"I have always done my job and my duty and I know what I have done," the spokesman Jonathan Faull said in Brussels Wednesday.
The German news magazine Der Stern is to publish a range of allegations against a number of European Commission officials Thursday. The Commission is the permanent executive of the European Union. Its members are appointed, not elected.
Faull himself is, with others, alleged to have let EU officials off too lightly after he investigated complaints against them. The allegations follow new suggestions of wrongdoing by a Dutch official, credited with providing the final bits of evidence in a scandal that caused a previous Commission to resign en mass.
Paul van Buitenen, a former budget investigator in the Commission, told Members of the European Parliament that he would go public unless the Commission responded to a 235-page dossier of allegations he says he submitted last August to Neil Kinnock, the commissioner in charge of personnel issues.
The Commission has now set up a fraud inquiry.
Documents provided to the European Parliament in 1999 forced the mass resignation of the then Commission after a special committee supported a number of fraud allegations first aired in the media.
When Kinnock was appointed to the new Commission he promised root and branch reform and a new EU anti-fraud office was set up. But Euro MPs now say the Commission has reverted to its old form.
British Conservative Timothy Kirkhope told United Press International Wednesday that he and other parliamentarians were "fed up with the inability of the European Commission to clean up its act. We want to see these latest allegations thoroughly investigated in an open and transparent way. "
Chris Heaton Harris, the MEP responsible for overseeing the Commission's anti-fraud office told UPI that the department had in the past been too soft on fraud allegations.

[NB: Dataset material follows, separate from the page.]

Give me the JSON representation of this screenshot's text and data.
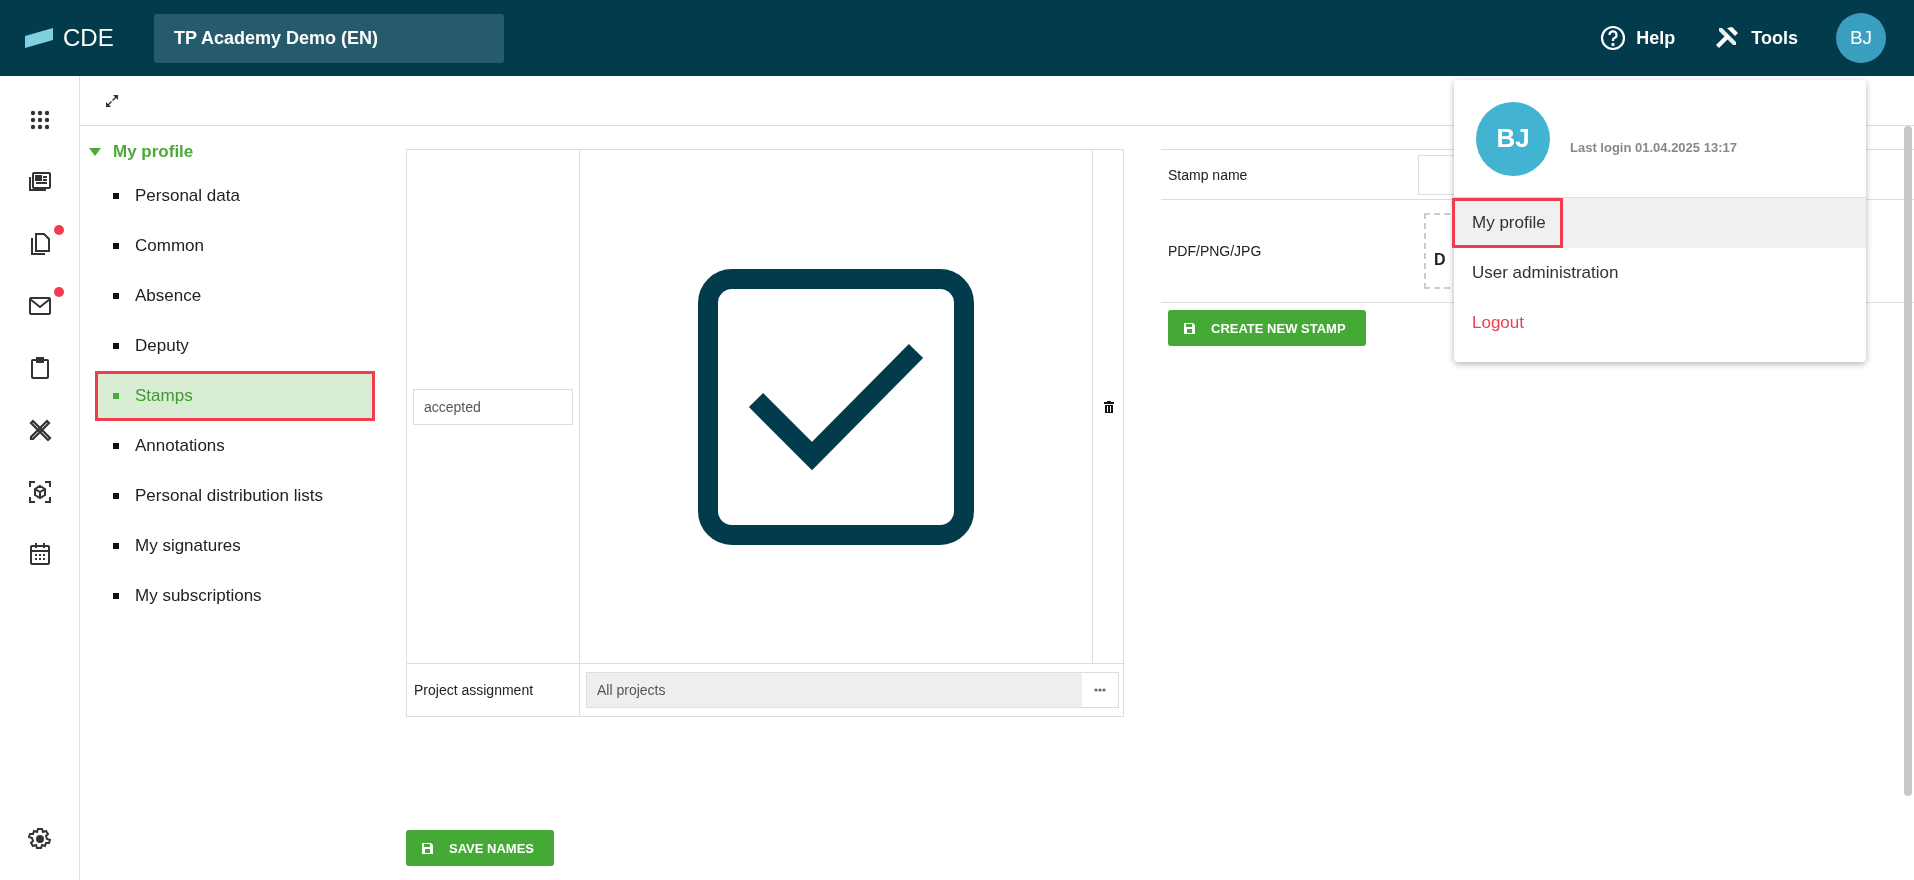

He added that the new office has dealt with 92 cases of alleged fraud where "there was evidence of criminal activity" but has pursued a prosecution in only two cases.